BOOZE & METAL : 6502 cpu has a bcd mode , you can turn it off and on and it doesn't take any extra time. I never knew what could it be used for but now it makes sence. Funny thing that nothing stops you from putting numbers that have digits higher than 9 (0xAF for example) and the result of math operations on such numbers is interesting

Eric ON : Deep thought wasn't earth. The earth was made as another computer to answer the question for real.

Reji Domus : These stories are pure gold.

CyanGaming | ᴹᶦᶰᵉᶜʳᵃᶠᵗ ⁻ ᴳᵃᵐᵉᴾᶫᵃʸ : BCD makes multi-digit 7 segment displays easier :D

Aokis : Hehe 42 comments

Patrick from Vienna : I don't get it. What is the need for prepending 4 bit before printing?

Tom Mulligan : I fancy a nybble

EscapeMCP : Speak up. I can't hear you over that shirt. :)

Menachem Salomon : How efficient is multiplication with BCD? I ask because the Intel x86 line allows for BCD addition and subtraction, with "adjustments" and a flag to handle the overflow into the 0xA-0xF space. But for multiplication and division, the operands have to be converted to binary first, and the result back into BCD afterwards. (The FPU can load and store BCD, but internally arithmetic is done in binary.) Is it just the manual method performed in hardware?

Tony Colle : I love these journeys into history. It's actually very important to have some knowledge of these topics so people who want to be Computer Scientists and not just programmers (although there is nothing wrong with the profession) know how we got to where we are and where we might be heading in the future. Is there some chance that Professor Brailsford or someone can do a session on packed decimal? That is the technology on which so much of the financial world was built and still lives today.

Olaf Doschke : Did I already mention this in another video? Motorola's 68000 CPU had the assembler instruction ABCD - Add Binary Coded Decimal.

Robert Zanatta : Some microprocessors had rudimentary BCD opcodes, such as the Intel X86.

Jan Sten Adámek : Fun fact: all x86 processors have instructions for BCD and they have one-byte opcodes because someone though that they would be used very often.

K van der Veen : I expected at least a mentioning of the double dabble algorithm.

Antonio Rocha : Thank you sir. I always appreciate your brilliant way to express your vast knowledge.

# : Answer to the Ultimate Question of Life, the Universe, and Everything !

TrivleX : waddup my nibbles

Confused Wolf : whoa!! excellent sunny shirt!!

Kyle W : Earliest comment yet! also that shirt!!

greatgamer34 : I built a BCD in -> Binary Out (16bit) in Minecraft hahaha. Its as small as it can be.

pcuser80 : The Z80 had a special instruction for convert the A register to BCD. DAA (Decimal Adjust accumulator)

information to learn : Interesting!😎 Saving the video in the computer and network file.

Suvi-Tuuli Allan : I am a robot.

Creative & Random : deep thot

Young thug : I can't understand anything but I love his voice

Tyler The God : Ok

Jim Griffiths : *

superscatboy : When I was young and naive, I wanted to work with huge integers in QBasic (to calculate large Lucas numbers) and inadvertently reinvented a highly inefficient BCD system.
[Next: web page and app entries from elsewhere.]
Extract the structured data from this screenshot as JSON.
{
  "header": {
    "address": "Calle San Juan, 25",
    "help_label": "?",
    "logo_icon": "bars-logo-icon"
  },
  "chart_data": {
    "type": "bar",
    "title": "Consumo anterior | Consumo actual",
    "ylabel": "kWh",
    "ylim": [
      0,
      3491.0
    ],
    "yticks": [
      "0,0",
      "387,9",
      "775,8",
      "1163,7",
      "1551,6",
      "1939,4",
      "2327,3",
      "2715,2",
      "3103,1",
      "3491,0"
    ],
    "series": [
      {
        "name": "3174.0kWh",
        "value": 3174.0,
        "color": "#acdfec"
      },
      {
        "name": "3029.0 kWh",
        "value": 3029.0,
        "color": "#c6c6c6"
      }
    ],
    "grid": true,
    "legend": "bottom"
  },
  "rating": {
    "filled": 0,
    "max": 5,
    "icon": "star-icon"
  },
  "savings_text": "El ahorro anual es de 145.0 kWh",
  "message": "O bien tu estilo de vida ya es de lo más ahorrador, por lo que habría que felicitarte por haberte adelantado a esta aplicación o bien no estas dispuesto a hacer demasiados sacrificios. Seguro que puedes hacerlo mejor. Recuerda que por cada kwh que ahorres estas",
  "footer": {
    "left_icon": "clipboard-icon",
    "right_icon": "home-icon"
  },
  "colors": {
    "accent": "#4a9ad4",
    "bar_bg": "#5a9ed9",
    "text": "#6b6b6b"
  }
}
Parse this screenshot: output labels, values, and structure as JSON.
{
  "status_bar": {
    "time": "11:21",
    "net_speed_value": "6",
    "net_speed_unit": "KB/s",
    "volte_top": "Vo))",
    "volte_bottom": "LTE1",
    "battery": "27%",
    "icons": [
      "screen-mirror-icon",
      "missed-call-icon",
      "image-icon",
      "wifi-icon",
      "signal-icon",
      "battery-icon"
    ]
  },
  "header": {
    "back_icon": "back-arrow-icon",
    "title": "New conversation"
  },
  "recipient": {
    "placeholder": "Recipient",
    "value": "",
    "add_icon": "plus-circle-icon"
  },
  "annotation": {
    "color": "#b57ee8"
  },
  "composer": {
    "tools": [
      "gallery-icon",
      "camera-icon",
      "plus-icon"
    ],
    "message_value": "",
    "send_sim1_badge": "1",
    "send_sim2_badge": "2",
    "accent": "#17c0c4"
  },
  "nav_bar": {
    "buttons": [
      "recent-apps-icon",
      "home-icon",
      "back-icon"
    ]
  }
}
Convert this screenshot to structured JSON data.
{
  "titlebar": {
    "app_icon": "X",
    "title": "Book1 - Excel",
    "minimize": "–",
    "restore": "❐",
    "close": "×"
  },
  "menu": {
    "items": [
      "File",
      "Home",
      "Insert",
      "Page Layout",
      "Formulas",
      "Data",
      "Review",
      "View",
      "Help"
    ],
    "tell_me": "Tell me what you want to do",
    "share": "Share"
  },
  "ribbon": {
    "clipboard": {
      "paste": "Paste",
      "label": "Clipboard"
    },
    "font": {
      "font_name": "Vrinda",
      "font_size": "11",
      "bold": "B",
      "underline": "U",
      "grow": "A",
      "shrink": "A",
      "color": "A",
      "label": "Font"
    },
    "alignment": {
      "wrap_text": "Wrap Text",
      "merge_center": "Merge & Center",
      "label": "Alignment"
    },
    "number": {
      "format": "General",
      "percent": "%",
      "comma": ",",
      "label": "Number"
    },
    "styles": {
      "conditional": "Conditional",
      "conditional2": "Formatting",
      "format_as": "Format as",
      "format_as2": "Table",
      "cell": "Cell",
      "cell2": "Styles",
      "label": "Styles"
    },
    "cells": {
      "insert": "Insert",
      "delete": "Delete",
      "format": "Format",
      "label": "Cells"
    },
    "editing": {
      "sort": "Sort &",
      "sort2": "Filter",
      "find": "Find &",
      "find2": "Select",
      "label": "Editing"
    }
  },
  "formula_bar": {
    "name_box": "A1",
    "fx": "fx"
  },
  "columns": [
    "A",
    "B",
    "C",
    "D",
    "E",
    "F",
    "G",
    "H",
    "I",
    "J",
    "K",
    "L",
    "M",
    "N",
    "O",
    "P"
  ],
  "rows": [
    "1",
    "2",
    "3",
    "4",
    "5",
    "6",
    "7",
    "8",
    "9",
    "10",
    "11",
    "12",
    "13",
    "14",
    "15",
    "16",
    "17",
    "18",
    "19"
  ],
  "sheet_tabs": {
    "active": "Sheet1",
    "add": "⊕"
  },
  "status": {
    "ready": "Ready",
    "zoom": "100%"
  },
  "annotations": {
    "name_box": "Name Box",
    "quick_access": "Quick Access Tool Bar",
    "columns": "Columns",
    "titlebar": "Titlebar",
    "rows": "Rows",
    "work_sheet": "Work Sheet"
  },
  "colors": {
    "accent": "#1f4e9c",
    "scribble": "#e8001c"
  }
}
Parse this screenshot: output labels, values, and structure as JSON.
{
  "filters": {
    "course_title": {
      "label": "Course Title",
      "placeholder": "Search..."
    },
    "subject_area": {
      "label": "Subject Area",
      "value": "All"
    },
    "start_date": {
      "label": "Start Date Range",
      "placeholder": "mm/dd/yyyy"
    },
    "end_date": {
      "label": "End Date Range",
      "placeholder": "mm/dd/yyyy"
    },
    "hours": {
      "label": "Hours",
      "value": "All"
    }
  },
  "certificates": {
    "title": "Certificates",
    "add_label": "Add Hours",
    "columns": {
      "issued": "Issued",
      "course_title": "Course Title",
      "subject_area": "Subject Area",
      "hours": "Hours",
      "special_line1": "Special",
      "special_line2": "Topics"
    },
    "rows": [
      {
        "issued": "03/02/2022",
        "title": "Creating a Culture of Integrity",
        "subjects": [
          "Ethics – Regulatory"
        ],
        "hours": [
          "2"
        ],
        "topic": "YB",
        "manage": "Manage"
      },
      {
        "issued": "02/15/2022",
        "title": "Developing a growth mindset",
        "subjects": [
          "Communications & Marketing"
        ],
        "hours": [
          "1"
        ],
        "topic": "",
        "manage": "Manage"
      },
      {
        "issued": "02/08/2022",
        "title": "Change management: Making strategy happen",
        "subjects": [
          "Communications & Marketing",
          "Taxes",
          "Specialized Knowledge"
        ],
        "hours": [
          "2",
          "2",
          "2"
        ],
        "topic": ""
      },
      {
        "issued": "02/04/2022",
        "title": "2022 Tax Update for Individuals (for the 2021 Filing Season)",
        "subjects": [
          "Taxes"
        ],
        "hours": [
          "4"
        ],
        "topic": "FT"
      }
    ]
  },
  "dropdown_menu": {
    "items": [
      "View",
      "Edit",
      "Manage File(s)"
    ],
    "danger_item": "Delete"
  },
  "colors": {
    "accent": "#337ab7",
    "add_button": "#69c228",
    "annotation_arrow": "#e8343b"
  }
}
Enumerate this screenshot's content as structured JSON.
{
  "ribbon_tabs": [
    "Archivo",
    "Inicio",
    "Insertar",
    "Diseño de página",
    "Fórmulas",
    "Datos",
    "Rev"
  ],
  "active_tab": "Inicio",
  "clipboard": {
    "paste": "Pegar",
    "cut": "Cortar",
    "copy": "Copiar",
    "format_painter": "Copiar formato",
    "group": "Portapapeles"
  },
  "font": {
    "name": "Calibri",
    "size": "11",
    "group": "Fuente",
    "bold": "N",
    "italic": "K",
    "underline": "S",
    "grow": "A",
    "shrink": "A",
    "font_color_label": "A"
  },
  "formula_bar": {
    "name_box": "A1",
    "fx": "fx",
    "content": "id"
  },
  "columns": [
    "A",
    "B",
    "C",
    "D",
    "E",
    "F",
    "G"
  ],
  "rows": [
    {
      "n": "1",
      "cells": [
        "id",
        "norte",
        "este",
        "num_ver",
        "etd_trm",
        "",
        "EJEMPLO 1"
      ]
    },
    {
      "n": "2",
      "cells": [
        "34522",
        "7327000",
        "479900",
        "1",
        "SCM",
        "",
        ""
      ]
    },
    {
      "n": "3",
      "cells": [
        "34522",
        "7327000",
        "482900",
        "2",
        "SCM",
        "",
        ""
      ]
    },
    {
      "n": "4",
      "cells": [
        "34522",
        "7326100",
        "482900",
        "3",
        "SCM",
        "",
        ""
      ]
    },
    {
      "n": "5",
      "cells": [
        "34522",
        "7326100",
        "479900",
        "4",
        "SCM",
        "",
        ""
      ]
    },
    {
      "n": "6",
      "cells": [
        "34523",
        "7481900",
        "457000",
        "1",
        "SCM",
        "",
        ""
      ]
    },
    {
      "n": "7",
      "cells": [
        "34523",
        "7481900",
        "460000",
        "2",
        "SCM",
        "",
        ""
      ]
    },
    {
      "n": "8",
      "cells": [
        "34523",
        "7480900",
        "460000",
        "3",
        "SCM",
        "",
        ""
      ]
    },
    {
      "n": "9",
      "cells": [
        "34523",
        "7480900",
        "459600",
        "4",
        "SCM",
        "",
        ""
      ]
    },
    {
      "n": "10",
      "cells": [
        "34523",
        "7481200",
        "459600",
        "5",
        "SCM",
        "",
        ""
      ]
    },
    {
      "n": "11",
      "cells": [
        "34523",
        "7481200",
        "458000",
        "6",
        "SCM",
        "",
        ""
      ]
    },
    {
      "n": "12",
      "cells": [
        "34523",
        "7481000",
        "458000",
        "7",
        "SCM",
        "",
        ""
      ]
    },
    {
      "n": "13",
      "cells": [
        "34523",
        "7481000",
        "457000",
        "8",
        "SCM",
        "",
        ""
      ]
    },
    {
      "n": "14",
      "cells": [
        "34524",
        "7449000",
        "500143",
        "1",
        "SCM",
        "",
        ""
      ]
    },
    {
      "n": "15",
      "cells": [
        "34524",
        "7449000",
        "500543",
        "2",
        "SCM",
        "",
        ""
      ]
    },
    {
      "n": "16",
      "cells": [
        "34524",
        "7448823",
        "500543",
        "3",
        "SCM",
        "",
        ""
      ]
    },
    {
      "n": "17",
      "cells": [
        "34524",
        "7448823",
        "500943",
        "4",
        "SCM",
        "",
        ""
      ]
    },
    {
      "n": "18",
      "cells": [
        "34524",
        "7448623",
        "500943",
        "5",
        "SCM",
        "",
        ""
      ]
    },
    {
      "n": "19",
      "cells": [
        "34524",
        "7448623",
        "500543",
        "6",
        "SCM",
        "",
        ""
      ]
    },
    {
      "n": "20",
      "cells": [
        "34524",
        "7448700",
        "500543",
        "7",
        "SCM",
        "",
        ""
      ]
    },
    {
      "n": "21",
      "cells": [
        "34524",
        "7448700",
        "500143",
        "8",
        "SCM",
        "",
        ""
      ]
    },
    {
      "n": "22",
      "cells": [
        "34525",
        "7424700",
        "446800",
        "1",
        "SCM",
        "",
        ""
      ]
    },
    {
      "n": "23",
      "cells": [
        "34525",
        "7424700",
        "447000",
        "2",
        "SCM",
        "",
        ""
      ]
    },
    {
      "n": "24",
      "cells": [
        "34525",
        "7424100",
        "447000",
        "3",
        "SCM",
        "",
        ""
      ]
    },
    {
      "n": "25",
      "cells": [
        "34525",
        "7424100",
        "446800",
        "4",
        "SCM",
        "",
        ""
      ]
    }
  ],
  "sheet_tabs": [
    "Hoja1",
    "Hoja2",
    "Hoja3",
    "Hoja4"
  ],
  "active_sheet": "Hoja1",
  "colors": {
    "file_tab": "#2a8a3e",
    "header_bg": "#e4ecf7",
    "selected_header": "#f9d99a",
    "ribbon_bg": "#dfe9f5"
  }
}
It was ugly and slow, but it worked goddammit. Still one of my proudest moments in a strange way. I still have a printout of a 20000 digit Lucas number I generated with that nasty bit of work.

Sam Gu3 : also 42 on the ascii table is '*' which is used (among other things) to reference everything therefore, the answer to the universe and everything . . . is everything want a new universe with a new answer? just find the root directory of the universe and execute "cp * version2.universe". alternatively if you don't like the answer, delete it. i'm sure nothing bad will happen when "rm *" is run on the root of the universe

LoneTech : For comparison, there's also FIO-DEC that didn't quite make it this easy (1-9 were precisely those values, but the digit 0 was code 20 octal, or 10000 binary). Decimal types nowadays frequently use word cutoffs rather than digit cutoffs, which can fit e.g. 9 digits in 32 bits or 19 digits in 64 bits.

Frixy G : I'm wondering why his go-to example of where you might find a digital clock is a shopping mall. Is it a UK cultural thing? Are malls there known for having digital clocks on the wall or something? (Not trying to poke fun here; genuinely curious.) In any case, another great video from my favorite Computerphile presenter.